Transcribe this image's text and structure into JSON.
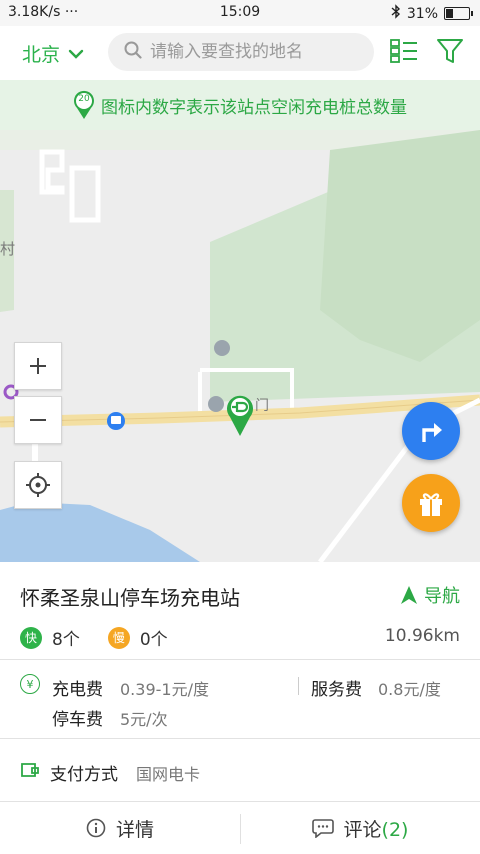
{
  "status_bar": {
    "network_speed": "3.18K/s ···",
    "time": "15:09",
    "battery": "31%",
    "battery_level": 0.31
  },
  "header": {
    "city": "北京",
    "search_placeholder": "请输入要查找的地名"
  },
  "notice": {
    "badge": "20",
    "text": "图标内数字表示该站点空闲充电桩总数量"
  },
  "map": {
    "labels": {
      "place_char_1": "村",
      "place_char_2": "门"
    }
  },
  "station": {
    "name": "怀柔圣泉山停车场充电站",
    "nav_label": "导航",
    "fast_badge": "快",
    "fast_count": "8个",
    "slow_badge": "慢",
    "slow_count": "0个",
    "distance": "10.96km",
    "fee_icon": "¥",
    "charge_fee_label": "充电费",
    "charge_fee_value": "0.39-1元/度",
    "service_fee_label": "服务费",
    "service_fee_value": "0.8元/度",
    "parking_fee_label": "停车费",
    "parking_fee_value": "5元/次",
    "payment_label": "支付方式",
    "payment_value": "国网电卡"
  },
  "tabs": {
    "details_label": "详情",
    "comments_label": "评论",
    "comments_count": "(2)"
  },
  "colors": {
    "accent_green": "#2ca845",
    "fast_green": "#2fb34a",
    "slow_orange": "#f5a623",
    "route_blue": "#2d7ff0",
    "gift_orange": "#f7a11a"
  }
}
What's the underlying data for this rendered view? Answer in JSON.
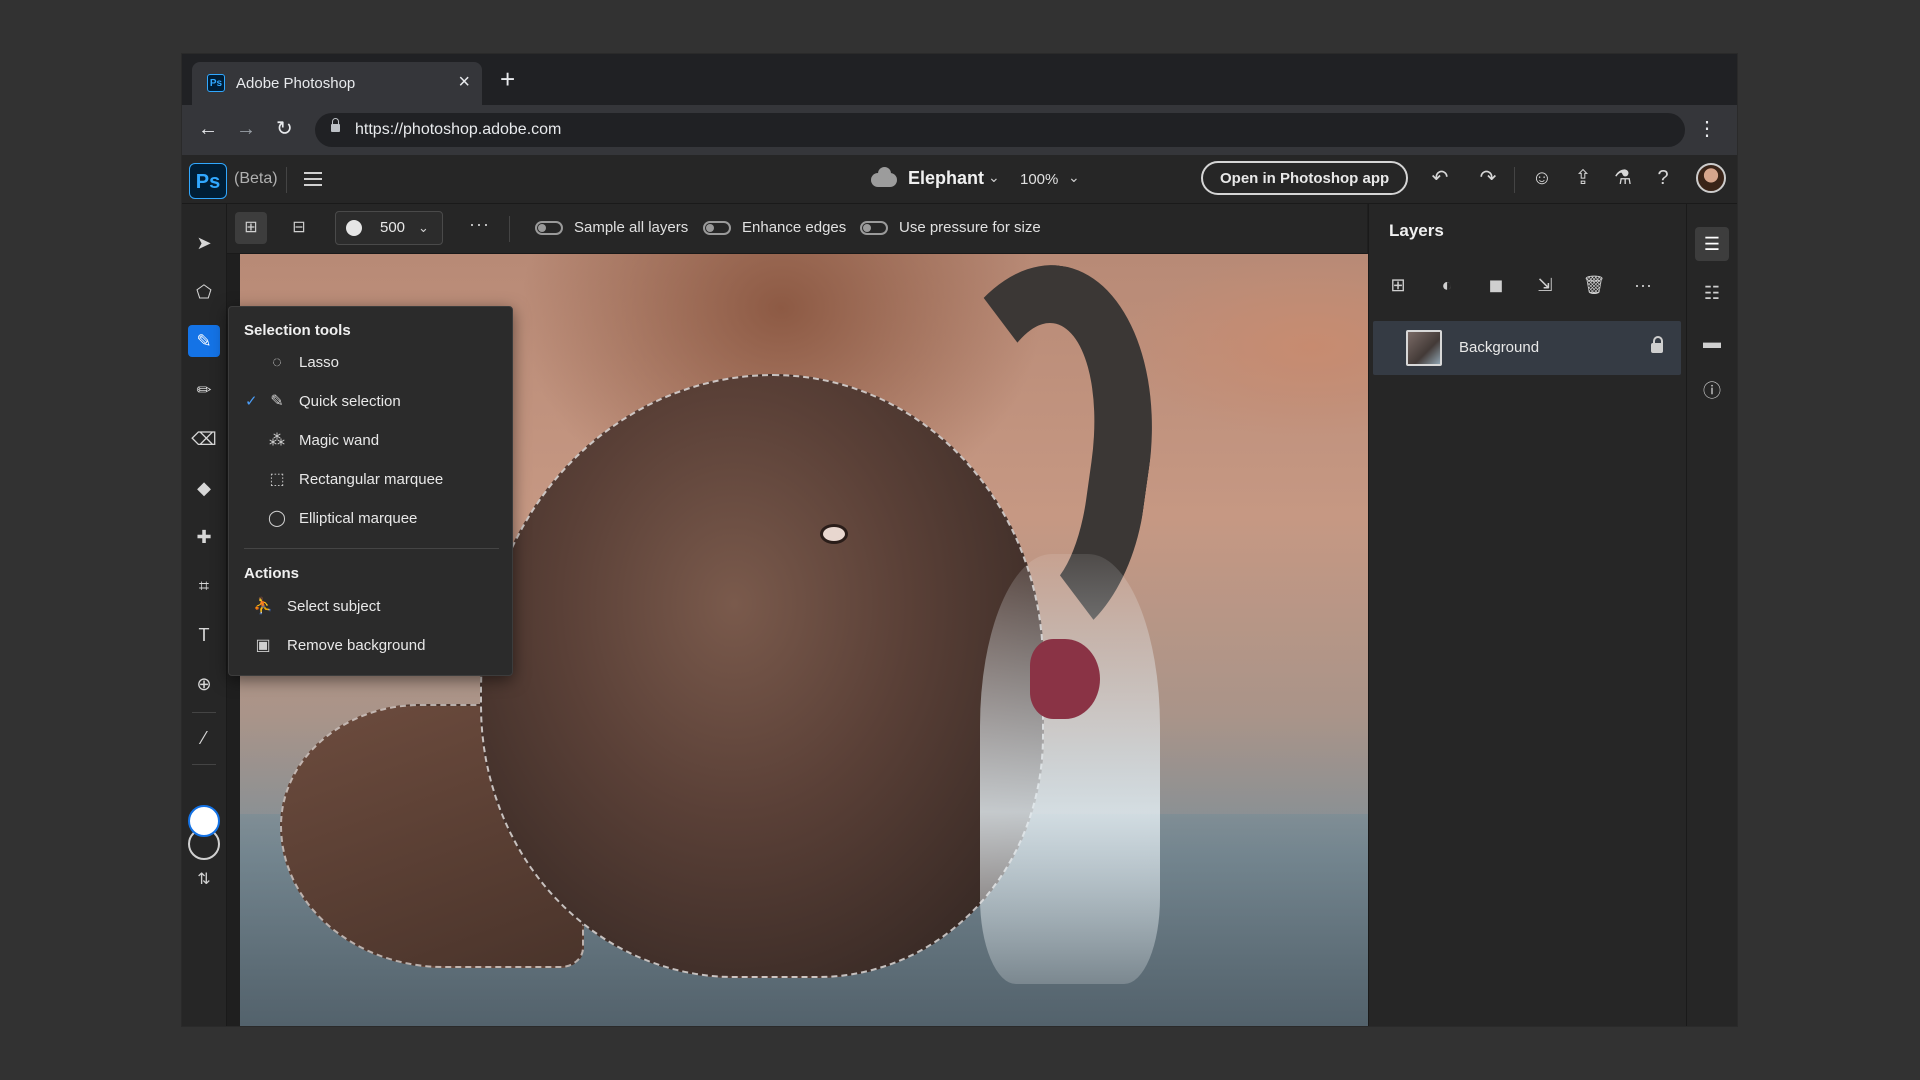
{
  "browser": {
    "tab_title": "Adobe Photoshop",
    "tab_close": "×",
    "new_tab": "+",
    "back": "←",
    "forward": "→",
    "reload": "↻",
    "url": "https://photoshop.adobe.com",
    "menu": "⋮",
    "favicon_text": "Ps"
  },
  "app": {
    "logo": "Ps",
    "beta_label": "(Beta)",
    "document_title": "Elephant",
    "zoom": "100%",
    "open_in_app": "Open in Photoshop app",
    "chevron": "⌄",
    "icons": {
      "undo": "↶",
      "redo": "↷",
      "invite": "☺",
      "share": "⇪",
      "labs": "⚗",
      "help": "?"
    }
  },
  "tools": [
    {
      "name": "move-tool-icon",
      "glyph": "➤"
    },
    {
      "name": "transform-tool-icon",
      "glyph": "⬠"
    },
    {
      "name": "quick-selection-tool-icon",
      "glyph": "✎"
    },
    {
      "name": "brush-tool-icon",
      "glyph": "✏"
    },
    {
      "name": "eraser-tool-icon",
      "glyph": "⌫"
    },
    {
      "name": "paint-bucket-tool-icon",
      "glyph": "◆"
    },
    {
      "name": "healing-brush-tool-icon",
      "glyph": "✚"
    },
    {
      "name": "crop-tool-icon",
      "glyph": "⌗"
    },
    {
      "name": "type-tool-icon",
      "glyph": "T"
    },
    {
      "name": "place-image-tool-icon",
      "glyph": "⊕"
    },
    {
      "name": "eyedropper-tool-icon",
      "glyph": "⁄"
    }
  ],
  "swap_colors": "⇅",
  "options_bar": {
    "brush_size": "500",
    "more": "···",
    "sample_all_layers": "Sample all layers",
    "enhance_edges": "Enhance edges",
    "use_pressure": "Use pressure for size",
    "add_to_selection_glyph": "⊞",
    "subtract_glyph": "⊟",
    "chevron": "⌄"
  },
  "flyout": {
    "section1": "Selection tools",
    "items": [
      {
        "label": "Lasso",
        "glyph": "◌",
        "checked": false
      },
      {
        "label": "Quick selection",
        "glyph": "✎",
        "checked": true
      },
      {
        "label": "Magic wand",
        "glyph": "⁂",
        "checked": false
      },
      {
        "label": "Rectangular marquee",
        "glyph": "⬚",
        "checked": false
      },
      {
        "label": "Elliptical marquee",
        "glyph": "◯",
        "checked": false
      }
    ],
    "check": "✓",
    "section2": "Actions",
    "actions": [
      {
        "label": "Select subject",
        "glyph": "⛹"
      },
      {
        "label": "Remove background",
        "glyph": "▣"
      }
    ]
  },
  "layers_panel": {
    "title": "Layers",
    "tools": [
      "⊞",
      "◐",
      "◼",
      "⇲",
      "🗑",
      "···"
    ],
    "layers": [
      {
        "name": "Background",
        "locked": true
      }
    ]
  },
  "rail": {
    "layers": "☰",
    "properties": "☷",
    "comments": "▬",
    "info": "ⓘ"
  }
}
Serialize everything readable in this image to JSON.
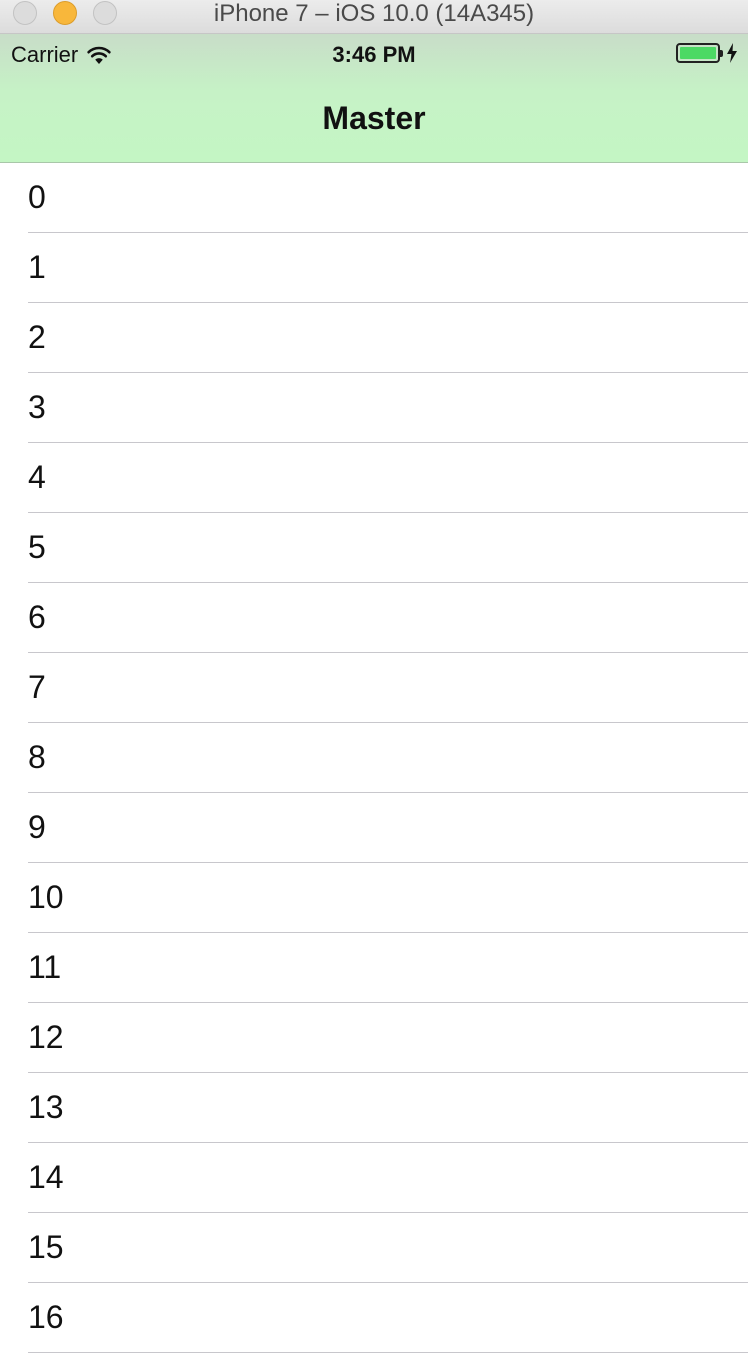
{
  "window": {
    "title": "iPhone 7 – iOS 10.0 (14A345)"
  },
  "status_bar": {
    "carrier": "Carrier",
    "time": "3:46 PM",
    "battery_level": 1.0,
    "charging": true,
    "icons": [
      "wifi-icon",
      "battery-icon",
      "charging-bolt-icon"
    ]
  },
  "nav": {
    "title": "Master",
    "bar_color": "#c4f6c4"
  },
  "table": {
    "rows": [
      {
        "label": "0"
      },
      {
        "label": "1"
      },
      {
        "label": "2"
      },
      {
        "label": "3"
      },
      {
        "label": "4"
      },
      {
        "label": "5"
      },
      {
        "label": "6"
      },
      {
        "label": "7"
      },
      {
        "label": "8"
      },
      {
        "label": "9"
      },
      {
        "label": "10"
      },
      {
        "label": "11"
      },
      {
        "label": "12"
      },
      {
        "label": "13"
      },
      {
        "label": "14"
      },
      {
        "label": "15"
      },
      {
        "label": "16"
      }
    ]
  },
  "colors": {
    "accent_green": "#4cd964",
    "separator": "#c8c7cc",
    "minimize_button": "#f8b73b"
  }
}
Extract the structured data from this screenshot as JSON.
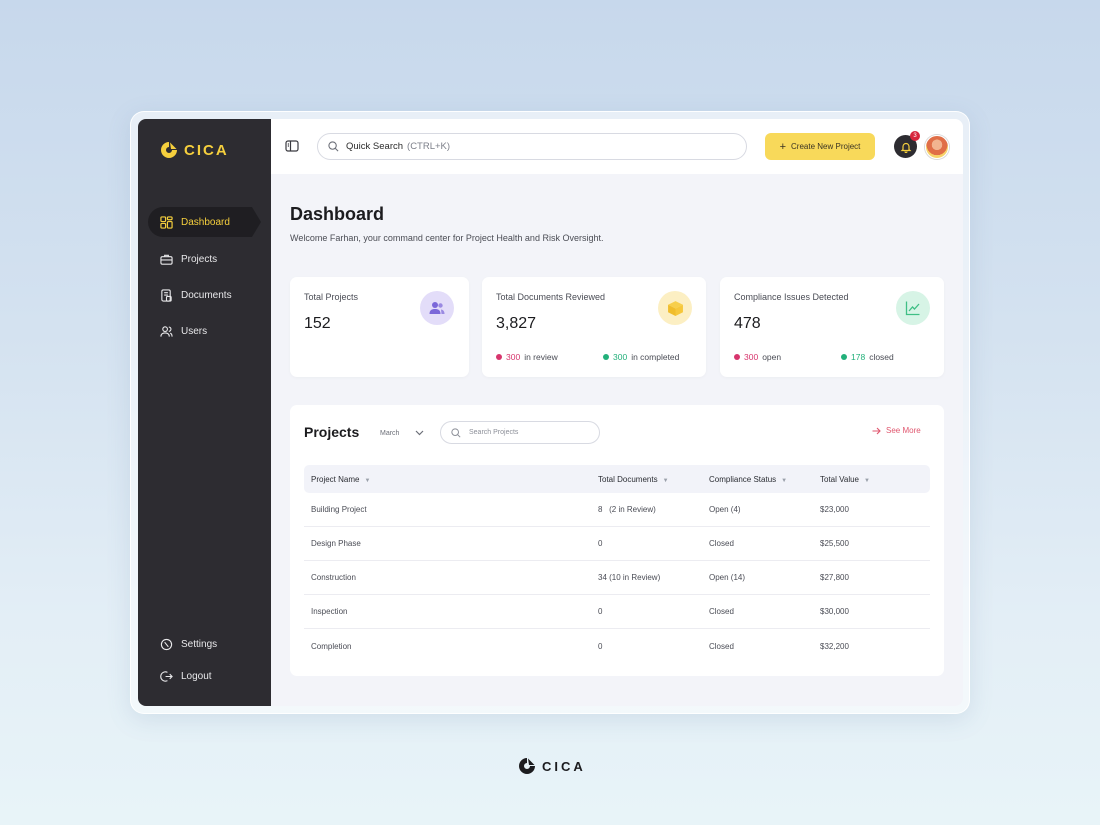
{
  "brand": {
    "name": "CICA",
    "accent": "#f5cf3d",
    "sidebar_bg": "#2d2c31"
  },
  "sidebar": {
    "items": [
      {
        "label": "Dashboard",
        "icon": "grid-icon",
        "active": true
      },
      {
        "label": "Projects",
        "icon": "briefcase-icon"
      },
      {
        "label": "Documents",
        "icon": "document-icon"
      },
      {
        "label": "Users",
        "icon": "users-icon"
      }
    ],
    "bottom": [
      {
        "label": "Settings",
        "icon": "settings-icon"
      },
      {
        "label": "Logout",
        "icon": "logout-icon"
      }
    ]
  },
  "topbar": {
    "search_label": "Quick Search",
    "search_hint": "(CTRL+K)",
    "create_label": "Create New Project",
    "notification_count": "3"
  },
  "page": {
    "title": "Dashboard",
    "subtitle": "Welcome Farhan, your command center for Project Health and Risk Oversight."
  },
  "cards": [
    {
      "label": "Total Projects",
      "value": "152",
      "icon": "users-icon"
    },
    {
      "label": "Total Documents Reviewed",
      "value": "3,827",
      "icon": "box-icon",
      "stat1_num": "300",
      "stat1_text": "in review",
      "stat2_num": "300",
      "stat2_text": "in completed"
    },
    {
      "label": "Compliance Issues Detected",
      "value": "478",
      "icon": "trend-icon",
      "stat1_num": "300",
      "stat1_text": "open",
      "stat2_num": "178",
      "stat2_text": "closed"
    }
  ],
  "projects": {
    "title": "Projects",
    "month": "March",
    "search_placeholder": "Search Projects",
    "see_more": "See More",
    "columns": [
      "Project Name",
      "Total Documents",
      "Compliance Status",
      "Total Value"
    ],
    "rows": [
      [
        "Building Project",
        "8   (2 in Review)",
        "Open (4)",
        "$23,000"
      ],
      [
        "Design Phase",
        "0",
        "Closed",
        "$25,500"
      ],
      [
        "Construction",
        "34 (10 in Review)",
        "Open (14)",
        "$27,800"
      ],
      [
        "Inspection",
        "0",
        "Closed",
        "$30,000"
      ],
      [
        "Completion",
        "0",
        "Closed",
        "$32,200"
      ]
    ]
  },
  "footer": {
    "brand": "CICA"
  }
}
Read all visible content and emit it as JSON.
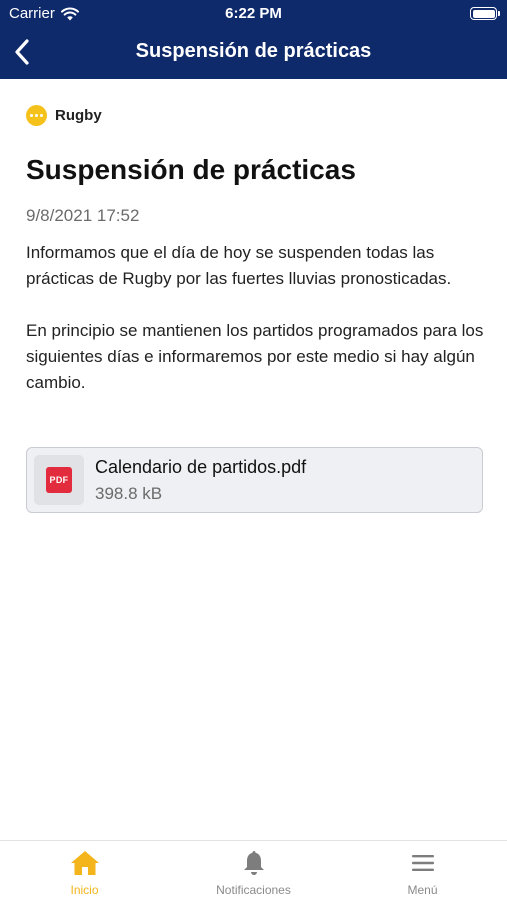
{
  "status_bar": {
    "carrier": "Carrier",
    "time": "6:22 PM"
  },
  "nav": {
    "title": "Suspensión de prácticas"
  },
  "post": {
    "category": "Rugby",
    "category_color": "#f5c21b",
    "title": "Suspensión de prácticas",
    "date": "9/8/2021 17:52",
    "paragraphs": [
      "Informamos que el día de hoy se suspenden todas las prácticas de Rugby por las fuertes lluvias pronosticadas.",
      "En principio se mantienen los partidos programados para los siguientes días e informaremos por este medio si hay algún cambio."
    ],
    "attachment": {
      "icon_text": "PDF",
      "name": "Calendario de partidos.pdf",
      "size": "398.8 kB"
    }
  },
  "tabbar": {
    "items": [
      {
        "label": "Inicio",
        "icon": "home-icon",
        "active": true
      },
      {
        "label": "Notificaciones",
        "icon": "bell-icon",
        "active": false
      },
      {
        "label": "Menú",
        "icon": "menu-icon",
        "active": false
      }
    ]
  },
  "colors": {
    "header": "#0f2a6b",
    "accent": "#f3b51b",
    "pdf": "#e22b3c"
  }
}
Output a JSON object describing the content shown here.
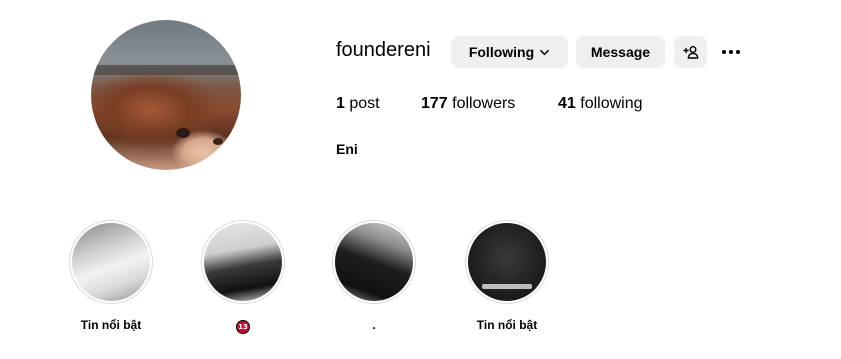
{
  "profile": {
    "username": "foundereni",
    "full_name": "Eni",
    "buttons": {
      "following_label": "Following",
      "message_label": "Message"
    },
    "stats": {
      "posts_count": "1",
      "posts_label": "post",
      "followers_count": "177",
      "followers_label": "followers",
      "following_count": "41",
      "following_label": "following"
    }
  },
  "highlights": [
    {
      "label": "Tin nổi bật"
    },
    {
      "label": "",
      "badge": "13"
    },
    {
      "label": "."
    },
    {
      "label": "Tin nổi bật"
    }
  ],
  "icons": [
    "chevron-down-icon",
    "add-user-icon",
    "more-options-icon"
  ],
  "colors": {
    "button_bg": "#efefef",
    "ring": "#dbdbdb",
    "badge": "#c8102e"
  }
}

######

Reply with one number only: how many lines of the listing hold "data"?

2